Material to process: Begin
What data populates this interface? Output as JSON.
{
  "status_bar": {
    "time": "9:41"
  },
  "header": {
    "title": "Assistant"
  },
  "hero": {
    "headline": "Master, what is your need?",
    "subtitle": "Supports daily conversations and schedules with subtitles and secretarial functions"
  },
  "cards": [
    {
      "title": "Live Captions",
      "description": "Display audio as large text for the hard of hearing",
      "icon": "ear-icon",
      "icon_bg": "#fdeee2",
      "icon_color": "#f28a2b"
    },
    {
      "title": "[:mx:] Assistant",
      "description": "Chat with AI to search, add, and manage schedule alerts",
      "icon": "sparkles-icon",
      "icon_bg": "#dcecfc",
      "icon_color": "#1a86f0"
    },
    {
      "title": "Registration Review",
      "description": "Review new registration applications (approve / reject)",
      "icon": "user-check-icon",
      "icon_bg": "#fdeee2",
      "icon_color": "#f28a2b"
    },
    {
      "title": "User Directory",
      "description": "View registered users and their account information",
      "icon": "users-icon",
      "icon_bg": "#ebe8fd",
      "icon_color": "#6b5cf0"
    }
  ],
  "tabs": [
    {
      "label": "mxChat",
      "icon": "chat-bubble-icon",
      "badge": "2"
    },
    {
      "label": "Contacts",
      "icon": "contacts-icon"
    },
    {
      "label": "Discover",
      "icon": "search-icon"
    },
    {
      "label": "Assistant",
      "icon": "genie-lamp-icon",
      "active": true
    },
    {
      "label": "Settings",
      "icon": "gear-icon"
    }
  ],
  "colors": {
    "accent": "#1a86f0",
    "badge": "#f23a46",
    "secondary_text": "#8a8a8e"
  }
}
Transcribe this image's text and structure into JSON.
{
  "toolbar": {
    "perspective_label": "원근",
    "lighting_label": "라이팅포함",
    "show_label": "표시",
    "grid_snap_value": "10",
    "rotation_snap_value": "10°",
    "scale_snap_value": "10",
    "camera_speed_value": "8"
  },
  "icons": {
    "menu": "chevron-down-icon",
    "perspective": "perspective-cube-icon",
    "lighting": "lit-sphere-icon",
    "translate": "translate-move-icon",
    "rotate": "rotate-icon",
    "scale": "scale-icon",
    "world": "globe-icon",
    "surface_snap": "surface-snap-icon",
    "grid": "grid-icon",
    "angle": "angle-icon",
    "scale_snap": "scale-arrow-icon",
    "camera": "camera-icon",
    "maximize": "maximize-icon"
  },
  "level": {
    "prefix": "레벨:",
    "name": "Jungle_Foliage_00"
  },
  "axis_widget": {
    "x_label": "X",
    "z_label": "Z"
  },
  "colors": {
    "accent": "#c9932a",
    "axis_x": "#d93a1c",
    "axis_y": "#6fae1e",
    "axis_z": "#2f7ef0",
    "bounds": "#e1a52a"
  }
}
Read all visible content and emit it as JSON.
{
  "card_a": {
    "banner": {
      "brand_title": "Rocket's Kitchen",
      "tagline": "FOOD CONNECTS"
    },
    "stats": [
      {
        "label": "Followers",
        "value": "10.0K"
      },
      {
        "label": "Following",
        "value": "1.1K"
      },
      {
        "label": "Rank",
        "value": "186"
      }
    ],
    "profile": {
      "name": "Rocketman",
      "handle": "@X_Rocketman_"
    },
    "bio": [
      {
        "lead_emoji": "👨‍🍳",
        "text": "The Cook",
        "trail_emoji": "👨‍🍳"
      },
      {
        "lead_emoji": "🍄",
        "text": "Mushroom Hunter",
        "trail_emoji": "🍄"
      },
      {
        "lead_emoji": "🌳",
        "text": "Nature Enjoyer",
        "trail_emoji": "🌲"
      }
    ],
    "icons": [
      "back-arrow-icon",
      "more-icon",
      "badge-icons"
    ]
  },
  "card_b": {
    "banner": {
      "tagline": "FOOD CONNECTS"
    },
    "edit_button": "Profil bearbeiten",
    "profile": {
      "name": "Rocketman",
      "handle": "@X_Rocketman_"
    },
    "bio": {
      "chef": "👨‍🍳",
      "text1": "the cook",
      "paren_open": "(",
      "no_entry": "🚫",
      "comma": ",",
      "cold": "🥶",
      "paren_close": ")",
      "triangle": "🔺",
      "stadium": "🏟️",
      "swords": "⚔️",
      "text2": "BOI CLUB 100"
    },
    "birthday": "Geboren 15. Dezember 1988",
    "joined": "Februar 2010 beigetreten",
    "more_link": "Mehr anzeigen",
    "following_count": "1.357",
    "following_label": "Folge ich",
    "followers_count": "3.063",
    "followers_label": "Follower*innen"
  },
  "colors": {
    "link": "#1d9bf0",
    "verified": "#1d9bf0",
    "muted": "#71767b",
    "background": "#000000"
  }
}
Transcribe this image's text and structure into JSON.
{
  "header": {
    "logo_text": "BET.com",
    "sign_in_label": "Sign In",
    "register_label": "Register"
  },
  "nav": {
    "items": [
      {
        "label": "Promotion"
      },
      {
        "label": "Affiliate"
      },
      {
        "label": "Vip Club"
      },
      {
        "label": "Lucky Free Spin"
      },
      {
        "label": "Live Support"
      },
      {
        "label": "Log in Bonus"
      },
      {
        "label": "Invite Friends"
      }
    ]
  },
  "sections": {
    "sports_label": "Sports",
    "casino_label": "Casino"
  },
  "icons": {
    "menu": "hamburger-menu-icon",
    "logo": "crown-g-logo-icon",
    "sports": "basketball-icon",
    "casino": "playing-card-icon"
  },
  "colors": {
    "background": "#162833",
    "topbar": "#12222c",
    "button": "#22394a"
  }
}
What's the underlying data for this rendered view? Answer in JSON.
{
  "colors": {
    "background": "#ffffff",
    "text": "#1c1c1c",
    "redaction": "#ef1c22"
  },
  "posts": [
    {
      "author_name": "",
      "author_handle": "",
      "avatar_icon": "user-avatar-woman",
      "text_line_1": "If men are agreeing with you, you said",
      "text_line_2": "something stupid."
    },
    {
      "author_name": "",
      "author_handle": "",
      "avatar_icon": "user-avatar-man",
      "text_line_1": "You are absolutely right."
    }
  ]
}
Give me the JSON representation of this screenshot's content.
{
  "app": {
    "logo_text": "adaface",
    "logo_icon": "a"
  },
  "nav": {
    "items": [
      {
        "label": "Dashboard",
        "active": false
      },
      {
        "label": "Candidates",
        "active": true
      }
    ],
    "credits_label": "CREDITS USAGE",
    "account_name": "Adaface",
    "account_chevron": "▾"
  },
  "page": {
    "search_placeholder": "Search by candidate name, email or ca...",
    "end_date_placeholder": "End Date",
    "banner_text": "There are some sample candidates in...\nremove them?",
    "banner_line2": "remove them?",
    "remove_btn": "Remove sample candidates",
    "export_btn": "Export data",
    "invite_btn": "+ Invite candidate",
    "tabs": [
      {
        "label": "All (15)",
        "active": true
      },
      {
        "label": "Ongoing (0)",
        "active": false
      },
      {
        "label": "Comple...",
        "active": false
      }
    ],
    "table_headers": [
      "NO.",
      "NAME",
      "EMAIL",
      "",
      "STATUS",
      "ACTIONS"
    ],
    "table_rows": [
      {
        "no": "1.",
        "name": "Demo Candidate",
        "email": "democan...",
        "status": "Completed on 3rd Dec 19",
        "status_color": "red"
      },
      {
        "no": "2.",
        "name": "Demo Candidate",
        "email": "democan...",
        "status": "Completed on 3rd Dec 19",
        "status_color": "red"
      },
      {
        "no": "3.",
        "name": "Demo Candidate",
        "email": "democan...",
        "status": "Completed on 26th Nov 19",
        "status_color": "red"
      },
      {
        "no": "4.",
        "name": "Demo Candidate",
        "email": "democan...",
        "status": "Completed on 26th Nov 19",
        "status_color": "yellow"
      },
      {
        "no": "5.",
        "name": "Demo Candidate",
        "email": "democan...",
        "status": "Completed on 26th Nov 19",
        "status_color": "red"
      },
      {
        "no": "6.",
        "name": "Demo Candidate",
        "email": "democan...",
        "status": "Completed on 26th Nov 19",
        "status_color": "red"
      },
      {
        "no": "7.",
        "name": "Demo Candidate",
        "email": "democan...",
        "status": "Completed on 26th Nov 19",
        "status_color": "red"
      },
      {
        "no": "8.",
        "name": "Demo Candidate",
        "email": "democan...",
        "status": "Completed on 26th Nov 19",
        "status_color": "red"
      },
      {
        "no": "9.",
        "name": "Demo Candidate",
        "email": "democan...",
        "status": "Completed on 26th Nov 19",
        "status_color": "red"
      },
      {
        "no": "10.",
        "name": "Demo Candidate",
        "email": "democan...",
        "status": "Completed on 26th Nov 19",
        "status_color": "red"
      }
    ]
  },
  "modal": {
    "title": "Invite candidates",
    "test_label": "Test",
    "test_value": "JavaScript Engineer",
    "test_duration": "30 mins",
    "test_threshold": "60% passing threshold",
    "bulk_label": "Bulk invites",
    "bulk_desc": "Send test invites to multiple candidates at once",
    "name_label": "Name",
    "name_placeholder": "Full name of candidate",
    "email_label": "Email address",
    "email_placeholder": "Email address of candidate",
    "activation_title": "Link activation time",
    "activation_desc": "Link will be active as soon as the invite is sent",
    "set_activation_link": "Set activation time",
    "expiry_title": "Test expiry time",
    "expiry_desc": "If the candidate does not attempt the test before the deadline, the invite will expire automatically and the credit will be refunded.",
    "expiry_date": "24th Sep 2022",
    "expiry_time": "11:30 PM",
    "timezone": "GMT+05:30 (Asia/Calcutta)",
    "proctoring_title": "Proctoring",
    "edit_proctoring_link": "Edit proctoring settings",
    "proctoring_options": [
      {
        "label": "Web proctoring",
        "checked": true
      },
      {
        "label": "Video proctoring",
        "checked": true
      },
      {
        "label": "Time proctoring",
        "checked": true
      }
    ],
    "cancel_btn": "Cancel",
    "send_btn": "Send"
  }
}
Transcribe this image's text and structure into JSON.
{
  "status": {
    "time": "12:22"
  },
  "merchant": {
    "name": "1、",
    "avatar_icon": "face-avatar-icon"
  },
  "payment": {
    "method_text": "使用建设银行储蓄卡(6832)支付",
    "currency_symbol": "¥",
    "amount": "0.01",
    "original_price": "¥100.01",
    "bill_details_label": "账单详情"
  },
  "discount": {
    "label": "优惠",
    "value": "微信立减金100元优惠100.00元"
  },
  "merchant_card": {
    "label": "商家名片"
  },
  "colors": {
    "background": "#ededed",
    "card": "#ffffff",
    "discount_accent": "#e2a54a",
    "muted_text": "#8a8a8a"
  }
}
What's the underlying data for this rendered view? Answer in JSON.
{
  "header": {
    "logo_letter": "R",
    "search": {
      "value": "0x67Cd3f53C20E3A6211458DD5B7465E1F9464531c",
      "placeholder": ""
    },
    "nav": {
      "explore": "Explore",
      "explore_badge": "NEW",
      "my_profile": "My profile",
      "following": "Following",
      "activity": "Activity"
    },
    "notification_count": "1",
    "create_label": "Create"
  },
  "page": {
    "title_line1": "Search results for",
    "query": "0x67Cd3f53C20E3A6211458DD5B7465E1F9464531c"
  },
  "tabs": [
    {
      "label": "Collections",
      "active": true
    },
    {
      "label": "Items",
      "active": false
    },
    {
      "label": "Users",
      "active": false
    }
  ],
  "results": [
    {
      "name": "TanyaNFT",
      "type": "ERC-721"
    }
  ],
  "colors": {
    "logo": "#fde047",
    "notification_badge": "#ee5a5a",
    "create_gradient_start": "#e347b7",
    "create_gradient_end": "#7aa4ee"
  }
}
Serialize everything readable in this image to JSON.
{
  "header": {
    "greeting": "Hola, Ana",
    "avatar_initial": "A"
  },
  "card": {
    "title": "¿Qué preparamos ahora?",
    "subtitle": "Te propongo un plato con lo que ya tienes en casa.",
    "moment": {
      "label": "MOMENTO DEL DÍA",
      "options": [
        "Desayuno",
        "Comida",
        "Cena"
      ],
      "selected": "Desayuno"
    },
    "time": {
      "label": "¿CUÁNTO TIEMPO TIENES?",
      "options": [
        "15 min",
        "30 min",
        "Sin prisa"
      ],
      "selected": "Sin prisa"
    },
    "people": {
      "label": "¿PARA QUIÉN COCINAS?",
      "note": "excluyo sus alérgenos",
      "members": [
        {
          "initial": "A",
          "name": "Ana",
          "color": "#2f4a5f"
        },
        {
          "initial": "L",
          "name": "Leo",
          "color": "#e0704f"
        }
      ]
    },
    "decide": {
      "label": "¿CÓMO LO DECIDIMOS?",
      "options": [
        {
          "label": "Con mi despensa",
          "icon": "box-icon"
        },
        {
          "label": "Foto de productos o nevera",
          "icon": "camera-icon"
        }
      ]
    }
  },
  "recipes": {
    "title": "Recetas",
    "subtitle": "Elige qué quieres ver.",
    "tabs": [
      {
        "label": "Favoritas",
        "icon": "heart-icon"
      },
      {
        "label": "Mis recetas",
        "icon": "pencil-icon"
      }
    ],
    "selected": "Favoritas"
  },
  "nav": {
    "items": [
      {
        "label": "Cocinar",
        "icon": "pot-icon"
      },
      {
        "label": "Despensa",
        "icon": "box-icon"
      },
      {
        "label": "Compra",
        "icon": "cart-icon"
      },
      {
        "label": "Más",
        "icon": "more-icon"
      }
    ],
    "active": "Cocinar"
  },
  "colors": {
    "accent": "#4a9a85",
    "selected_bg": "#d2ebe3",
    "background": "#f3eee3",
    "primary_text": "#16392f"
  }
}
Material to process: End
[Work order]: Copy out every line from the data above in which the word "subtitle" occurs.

[Reply to the task]:
    "subtitle": "Supports daily conversations and schedules with subtitles and secretarial functions"
    "subtitle": "Te propongo un plato con lo que ya tienes en casa.",
    "subtitle": "Elige qué quieres ver.",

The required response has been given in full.